Consumers are faced with a seemingly impenetrable wall of wine in most retailers and supermarkets. It seems a fair enough assumption that by providing information to a prospective wine buyer they are empowered in their decision making.
Fair enough. But there is a line and many wine lovers, armed with a little information, tend to regularly cross it. I have been guilty of it many times, as my wife likes to remind me.
The push to inform people about the minute details involved in wine is often the thing that alienates them even more. It can create the impression that if you want to ‘get’ wine you need to be interested in all of that and have an understanding of it. It is important to recognise that if someone is a ‘casual’ wine drinker that doesn’t necessarily imply that they drink fewer bottles or less expensive wine than a more ‘serious’ wine drinker. Does everyone who drives a top end car understand the inner workings of the engine?

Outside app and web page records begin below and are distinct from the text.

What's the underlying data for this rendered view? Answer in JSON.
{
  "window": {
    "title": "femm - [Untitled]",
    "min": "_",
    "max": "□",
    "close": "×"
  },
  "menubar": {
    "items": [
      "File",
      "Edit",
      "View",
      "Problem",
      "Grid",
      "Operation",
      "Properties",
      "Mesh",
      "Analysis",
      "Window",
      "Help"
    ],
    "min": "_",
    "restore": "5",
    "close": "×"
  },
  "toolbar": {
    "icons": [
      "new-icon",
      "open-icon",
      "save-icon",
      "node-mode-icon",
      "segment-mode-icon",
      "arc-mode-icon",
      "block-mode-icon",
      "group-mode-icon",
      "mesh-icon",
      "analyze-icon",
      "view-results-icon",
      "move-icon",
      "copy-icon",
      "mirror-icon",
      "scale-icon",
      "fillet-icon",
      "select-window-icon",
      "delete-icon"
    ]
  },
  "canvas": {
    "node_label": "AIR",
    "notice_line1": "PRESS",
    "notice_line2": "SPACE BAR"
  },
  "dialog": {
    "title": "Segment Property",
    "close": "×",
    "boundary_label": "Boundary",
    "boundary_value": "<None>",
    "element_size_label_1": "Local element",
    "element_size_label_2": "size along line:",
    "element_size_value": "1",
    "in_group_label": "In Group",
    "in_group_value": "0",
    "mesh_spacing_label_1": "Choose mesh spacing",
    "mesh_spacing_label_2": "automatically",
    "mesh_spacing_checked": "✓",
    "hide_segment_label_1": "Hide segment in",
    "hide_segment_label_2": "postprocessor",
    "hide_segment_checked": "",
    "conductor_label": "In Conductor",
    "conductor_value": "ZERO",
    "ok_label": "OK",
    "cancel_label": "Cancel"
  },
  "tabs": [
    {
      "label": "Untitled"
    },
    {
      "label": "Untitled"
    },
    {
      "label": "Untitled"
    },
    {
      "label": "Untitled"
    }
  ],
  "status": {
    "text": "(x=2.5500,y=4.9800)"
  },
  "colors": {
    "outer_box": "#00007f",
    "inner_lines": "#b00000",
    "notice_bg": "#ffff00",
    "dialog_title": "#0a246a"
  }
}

I think not.
Most people are just interested in a bit of basic advice and some recommendations, because quite frankly, they don’t want to spend most of their dinner talking about wine. They would rather be drinking it and I can’t argue with that.